Take a listen to the album on Apple Music, and if you decide to purchase it, use my special link.  This helps keep the PhillyCheeze site going.

Click on the link below to purchase this terrific album from the PhillyCheeze Amazon Store.  As an Amazon Associate, I earn from qualifying purchases.

Saturday, June 6, 2020

#448 : Too Slim and the Taildraggers - The Remedy

2020 – Vizztone

 By Phillip Smith; June 06, 2020

Tim Langford (aka Too Slim) has hit the studio once again with fellow Taildraggers Zach Kasik (bass, banjo, guitar, vocals) and Jeff “Shakey” Fowlkes (drums, percussion, vocals), returning with yet another outstanding album.  The Remedy is comprised of eleven songs.  Ten of those are originals with the writing evenly split between Langford and Kasik.  Recorded, engineered, and mixed by Kasik at his Wild Feather Recording studio in Nashville, the album features special guests Sheldon “Bent Reed” ZiroJason Ricci, and Richard “Rosy” Rosenblatt

Too Slim tells the story of a volatile relationship in “Last Last Chance”, lacing the song with country-fried boogie and irresistible guitar licks.  Kasik takes the mic and steps into the spotlight on “She’s Got the Remedy”.  This killer song washes ashore with a steady hypnotic riff and a Pearl Jam vibe.  “Keep the Party Rolling” is plumb fantastic.  Langford rips it up on this phenomenal Texas-style blues anthem as Ziro belts smoldering blasts of harp.  Shakey holds nothing back as he hammers out a heavy tantalizing beat.  It sounds great.  Their cover of Elmore James’ “Sunnyland Train” is a delight to hear indeed.  Too Slim’s slide guitar is outstanding as usual.  In western gunslinger fashion, Kasik breaks out the banjo and spins a wonderfully ominous tale with “Sure Shot”.  It’s always a treat to hear Jason Ricci perform.  The harp licks he throws down on the “Platinum Junkie” hit with hat-dropping precision.  I love how this Kasik-penned song coolly walks the line between blues and funk.  In a provocative John Fogerty-style, Too Slim takes an up-close, hard look at the current political situation in “Think About That”.  Rosenblatt brings his harp for a guest appearance on this deliciously swampy song.   

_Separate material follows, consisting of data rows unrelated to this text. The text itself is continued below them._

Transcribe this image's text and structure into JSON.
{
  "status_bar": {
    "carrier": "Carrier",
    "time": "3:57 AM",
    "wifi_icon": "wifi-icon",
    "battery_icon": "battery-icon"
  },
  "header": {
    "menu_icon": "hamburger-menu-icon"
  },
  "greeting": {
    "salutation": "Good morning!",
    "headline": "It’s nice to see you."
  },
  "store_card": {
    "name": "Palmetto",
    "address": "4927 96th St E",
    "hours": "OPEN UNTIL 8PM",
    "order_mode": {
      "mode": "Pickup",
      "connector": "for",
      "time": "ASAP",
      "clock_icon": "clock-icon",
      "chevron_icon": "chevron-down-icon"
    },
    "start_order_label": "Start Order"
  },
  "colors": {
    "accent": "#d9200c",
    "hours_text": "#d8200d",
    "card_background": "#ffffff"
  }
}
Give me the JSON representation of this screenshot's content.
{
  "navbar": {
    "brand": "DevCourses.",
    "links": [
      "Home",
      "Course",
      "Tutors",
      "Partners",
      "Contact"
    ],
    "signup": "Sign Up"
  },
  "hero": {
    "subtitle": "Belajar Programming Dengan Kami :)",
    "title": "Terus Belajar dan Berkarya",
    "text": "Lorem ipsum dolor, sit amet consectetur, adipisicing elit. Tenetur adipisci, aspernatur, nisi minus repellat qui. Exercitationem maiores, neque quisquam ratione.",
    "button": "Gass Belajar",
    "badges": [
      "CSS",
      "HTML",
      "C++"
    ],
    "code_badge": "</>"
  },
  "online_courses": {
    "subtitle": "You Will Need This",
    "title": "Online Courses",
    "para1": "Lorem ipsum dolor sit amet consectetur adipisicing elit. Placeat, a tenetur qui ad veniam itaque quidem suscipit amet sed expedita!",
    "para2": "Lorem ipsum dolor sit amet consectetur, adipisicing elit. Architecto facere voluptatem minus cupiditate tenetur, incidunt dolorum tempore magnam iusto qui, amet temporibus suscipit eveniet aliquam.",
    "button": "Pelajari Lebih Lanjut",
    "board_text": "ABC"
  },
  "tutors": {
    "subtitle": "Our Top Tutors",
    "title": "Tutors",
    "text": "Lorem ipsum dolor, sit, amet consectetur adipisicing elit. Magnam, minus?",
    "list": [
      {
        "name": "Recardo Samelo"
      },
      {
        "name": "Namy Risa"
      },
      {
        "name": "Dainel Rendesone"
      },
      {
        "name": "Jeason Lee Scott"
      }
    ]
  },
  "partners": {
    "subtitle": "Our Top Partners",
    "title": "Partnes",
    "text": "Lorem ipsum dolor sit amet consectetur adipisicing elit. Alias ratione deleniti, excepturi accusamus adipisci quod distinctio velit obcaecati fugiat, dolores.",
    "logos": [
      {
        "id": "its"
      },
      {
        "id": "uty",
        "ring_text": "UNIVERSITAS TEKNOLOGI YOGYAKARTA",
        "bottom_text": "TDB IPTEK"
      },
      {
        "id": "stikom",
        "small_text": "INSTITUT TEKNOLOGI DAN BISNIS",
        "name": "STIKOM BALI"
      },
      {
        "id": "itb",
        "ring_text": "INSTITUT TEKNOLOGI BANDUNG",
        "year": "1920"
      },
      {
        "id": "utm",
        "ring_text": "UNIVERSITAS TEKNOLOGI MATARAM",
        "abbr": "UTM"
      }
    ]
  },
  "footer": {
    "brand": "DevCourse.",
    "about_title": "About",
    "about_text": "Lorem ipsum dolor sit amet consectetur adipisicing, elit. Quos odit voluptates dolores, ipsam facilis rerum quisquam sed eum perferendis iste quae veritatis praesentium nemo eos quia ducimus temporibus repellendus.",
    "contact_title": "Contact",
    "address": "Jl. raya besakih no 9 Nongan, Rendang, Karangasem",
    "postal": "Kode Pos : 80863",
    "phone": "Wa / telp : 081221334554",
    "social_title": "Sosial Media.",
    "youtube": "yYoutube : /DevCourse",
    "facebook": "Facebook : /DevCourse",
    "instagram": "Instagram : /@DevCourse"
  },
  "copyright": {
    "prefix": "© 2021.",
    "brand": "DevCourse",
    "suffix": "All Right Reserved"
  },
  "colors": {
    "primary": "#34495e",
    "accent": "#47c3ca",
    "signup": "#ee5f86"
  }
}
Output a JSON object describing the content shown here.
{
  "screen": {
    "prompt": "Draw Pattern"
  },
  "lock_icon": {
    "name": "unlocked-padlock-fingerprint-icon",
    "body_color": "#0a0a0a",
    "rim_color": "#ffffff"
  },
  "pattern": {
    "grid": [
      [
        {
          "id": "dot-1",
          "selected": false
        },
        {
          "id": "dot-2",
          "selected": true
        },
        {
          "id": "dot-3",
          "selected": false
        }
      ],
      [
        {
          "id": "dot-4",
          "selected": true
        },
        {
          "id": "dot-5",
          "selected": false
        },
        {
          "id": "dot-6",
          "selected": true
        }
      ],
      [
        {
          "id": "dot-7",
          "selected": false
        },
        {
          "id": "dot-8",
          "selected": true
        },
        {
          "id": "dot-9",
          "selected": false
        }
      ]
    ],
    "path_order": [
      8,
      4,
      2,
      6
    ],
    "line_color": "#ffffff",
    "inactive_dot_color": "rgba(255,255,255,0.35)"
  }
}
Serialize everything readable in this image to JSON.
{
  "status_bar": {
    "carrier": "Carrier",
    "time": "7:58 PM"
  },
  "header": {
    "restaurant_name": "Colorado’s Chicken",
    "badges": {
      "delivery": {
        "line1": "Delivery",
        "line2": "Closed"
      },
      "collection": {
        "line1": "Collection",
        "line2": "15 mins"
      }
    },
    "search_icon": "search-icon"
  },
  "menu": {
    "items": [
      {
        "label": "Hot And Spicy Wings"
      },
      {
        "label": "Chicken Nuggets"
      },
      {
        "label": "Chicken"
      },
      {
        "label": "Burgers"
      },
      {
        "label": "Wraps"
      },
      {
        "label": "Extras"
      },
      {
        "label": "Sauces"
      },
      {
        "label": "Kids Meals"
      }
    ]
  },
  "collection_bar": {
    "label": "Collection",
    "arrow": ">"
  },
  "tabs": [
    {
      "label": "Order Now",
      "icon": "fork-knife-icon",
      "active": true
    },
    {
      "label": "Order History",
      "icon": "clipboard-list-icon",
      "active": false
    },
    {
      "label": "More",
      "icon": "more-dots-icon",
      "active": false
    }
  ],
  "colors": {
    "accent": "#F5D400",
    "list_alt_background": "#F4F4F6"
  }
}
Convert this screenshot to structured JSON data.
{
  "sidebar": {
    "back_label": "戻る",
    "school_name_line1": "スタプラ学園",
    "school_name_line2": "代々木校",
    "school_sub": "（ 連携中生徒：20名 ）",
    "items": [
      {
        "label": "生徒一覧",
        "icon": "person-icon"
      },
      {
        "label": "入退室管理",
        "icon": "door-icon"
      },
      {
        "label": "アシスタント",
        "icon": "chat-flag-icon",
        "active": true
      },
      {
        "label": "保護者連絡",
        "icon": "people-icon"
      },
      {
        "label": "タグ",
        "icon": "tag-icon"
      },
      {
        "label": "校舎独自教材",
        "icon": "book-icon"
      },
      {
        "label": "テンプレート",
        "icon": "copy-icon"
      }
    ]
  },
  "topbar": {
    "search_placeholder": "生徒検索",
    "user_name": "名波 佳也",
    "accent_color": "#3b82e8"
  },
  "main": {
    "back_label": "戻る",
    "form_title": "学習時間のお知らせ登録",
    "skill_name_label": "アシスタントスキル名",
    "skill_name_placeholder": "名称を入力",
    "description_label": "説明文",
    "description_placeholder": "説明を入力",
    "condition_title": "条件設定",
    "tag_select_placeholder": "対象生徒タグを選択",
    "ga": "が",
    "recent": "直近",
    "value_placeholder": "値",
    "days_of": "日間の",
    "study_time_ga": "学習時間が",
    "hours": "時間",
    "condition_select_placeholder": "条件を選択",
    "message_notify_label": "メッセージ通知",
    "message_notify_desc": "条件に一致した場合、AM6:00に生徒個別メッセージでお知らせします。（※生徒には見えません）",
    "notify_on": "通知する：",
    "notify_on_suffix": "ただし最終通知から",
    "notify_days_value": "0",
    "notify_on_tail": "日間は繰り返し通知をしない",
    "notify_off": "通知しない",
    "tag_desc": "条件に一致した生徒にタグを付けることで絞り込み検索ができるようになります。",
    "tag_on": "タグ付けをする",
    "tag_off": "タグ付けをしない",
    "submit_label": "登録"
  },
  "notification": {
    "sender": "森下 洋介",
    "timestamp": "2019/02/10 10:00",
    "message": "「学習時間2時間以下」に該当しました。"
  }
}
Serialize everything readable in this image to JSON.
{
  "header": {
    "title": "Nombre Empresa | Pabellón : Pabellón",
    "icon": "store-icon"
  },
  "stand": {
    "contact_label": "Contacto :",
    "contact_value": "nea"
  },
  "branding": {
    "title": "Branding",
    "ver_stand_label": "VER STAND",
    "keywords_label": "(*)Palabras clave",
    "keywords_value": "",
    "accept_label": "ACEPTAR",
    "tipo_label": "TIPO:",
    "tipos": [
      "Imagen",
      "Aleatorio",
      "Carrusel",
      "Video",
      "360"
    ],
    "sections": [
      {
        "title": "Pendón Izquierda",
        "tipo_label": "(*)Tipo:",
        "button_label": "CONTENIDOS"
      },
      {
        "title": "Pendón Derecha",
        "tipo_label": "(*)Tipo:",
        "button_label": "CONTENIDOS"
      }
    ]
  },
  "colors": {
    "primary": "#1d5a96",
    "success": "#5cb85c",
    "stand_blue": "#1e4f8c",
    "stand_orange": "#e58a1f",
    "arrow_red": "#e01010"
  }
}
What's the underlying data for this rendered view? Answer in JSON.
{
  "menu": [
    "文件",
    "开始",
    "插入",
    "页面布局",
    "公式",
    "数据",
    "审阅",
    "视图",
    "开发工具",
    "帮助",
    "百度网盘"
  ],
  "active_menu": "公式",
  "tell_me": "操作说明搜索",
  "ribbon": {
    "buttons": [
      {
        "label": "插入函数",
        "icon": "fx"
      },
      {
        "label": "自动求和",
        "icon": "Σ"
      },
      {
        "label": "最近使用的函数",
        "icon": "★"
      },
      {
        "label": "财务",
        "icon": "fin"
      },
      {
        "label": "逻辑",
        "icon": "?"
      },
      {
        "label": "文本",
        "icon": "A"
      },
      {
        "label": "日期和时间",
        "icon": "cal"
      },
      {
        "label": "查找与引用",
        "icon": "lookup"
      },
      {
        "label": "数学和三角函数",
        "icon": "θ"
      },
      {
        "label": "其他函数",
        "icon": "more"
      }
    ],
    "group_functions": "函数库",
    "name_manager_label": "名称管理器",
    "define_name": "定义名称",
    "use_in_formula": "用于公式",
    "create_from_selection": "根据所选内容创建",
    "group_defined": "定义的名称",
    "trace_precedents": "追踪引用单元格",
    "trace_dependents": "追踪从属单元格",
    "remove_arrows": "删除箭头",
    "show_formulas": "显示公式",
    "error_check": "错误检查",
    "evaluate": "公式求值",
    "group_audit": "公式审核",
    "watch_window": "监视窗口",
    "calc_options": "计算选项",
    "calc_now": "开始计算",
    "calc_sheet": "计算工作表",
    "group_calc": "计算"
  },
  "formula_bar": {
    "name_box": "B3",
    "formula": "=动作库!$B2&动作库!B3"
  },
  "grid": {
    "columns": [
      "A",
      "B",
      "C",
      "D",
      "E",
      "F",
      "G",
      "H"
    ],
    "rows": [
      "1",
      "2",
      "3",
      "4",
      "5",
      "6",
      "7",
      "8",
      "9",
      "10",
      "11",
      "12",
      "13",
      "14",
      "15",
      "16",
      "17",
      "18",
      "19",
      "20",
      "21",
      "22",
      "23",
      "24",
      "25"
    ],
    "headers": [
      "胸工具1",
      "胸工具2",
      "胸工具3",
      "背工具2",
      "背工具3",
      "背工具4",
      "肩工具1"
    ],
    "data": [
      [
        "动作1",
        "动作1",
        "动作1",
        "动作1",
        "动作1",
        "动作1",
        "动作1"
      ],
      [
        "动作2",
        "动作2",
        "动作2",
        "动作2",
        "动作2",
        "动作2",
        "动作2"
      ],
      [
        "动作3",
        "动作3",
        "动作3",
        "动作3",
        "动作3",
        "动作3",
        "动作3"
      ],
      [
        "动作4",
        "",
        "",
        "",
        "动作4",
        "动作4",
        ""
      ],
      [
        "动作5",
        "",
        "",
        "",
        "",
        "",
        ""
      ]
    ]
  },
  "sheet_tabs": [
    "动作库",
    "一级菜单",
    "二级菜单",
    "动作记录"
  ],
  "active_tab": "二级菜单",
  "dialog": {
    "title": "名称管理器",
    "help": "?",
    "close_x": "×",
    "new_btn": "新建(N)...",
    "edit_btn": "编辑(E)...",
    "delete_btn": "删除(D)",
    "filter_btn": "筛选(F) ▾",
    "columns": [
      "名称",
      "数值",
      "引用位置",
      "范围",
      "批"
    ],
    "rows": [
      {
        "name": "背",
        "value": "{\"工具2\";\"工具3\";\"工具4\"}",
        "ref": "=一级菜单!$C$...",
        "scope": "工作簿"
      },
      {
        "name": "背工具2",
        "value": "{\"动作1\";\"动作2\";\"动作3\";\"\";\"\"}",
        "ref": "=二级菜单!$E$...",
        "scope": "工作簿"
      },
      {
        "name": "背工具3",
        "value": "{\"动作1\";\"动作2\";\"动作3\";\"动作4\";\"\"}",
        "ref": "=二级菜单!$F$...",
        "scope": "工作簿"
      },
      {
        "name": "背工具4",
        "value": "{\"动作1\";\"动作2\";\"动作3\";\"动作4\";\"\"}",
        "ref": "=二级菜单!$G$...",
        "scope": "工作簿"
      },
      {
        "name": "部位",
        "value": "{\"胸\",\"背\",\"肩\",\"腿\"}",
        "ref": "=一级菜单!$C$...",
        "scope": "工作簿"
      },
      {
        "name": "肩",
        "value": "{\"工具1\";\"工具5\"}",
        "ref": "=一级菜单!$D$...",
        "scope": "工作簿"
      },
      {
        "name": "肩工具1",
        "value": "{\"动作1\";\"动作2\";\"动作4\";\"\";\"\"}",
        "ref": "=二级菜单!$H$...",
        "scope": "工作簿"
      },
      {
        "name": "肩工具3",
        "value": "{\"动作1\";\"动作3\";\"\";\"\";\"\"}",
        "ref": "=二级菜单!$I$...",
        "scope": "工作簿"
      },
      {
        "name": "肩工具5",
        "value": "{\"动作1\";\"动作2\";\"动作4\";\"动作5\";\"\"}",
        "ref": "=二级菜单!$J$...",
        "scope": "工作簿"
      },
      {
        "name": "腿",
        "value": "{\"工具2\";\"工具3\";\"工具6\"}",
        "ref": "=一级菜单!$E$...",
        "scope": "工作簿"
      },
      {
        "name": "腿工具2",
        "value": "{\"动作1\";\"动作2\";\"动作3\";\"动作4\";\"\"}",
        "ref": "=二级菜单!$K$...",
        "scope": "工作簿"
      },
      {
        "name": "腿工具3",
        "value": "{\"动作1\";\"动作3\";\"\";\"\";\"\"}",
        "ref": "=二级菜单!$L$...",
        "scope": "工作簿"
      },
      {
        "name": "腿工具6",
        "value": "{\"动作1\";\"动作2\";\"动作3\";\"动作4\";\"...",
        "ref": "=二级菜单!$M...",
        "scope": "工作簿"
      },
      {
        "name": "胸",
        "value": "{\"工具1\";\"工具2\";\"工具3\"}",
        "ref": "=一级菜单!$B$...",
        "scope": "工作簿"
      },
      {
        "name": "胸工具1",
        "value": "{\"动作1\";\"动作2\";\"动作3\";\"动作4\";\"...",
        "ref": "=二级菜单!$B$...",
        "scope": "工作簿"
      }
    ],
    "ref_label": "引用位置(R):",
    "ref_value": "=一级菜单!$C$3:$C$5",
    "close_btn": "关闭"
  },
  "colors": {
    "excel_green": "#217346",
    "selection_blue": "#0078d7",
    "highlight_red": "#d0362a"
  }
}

Too Slim and the Taildraggers remain one of my favorite bands as they continue to stay on point.  This new batch of songs in The Remedy is fresh, poignant, and fearlessly packed with that punch which Too Slim delivers oh so well.    


For more information about the artist, visit this website:

Click on the link below to purchase this terrific album from the PhillyCheeze Amazon Store.  As an Amazon Associate, I earn from qualifying purchases.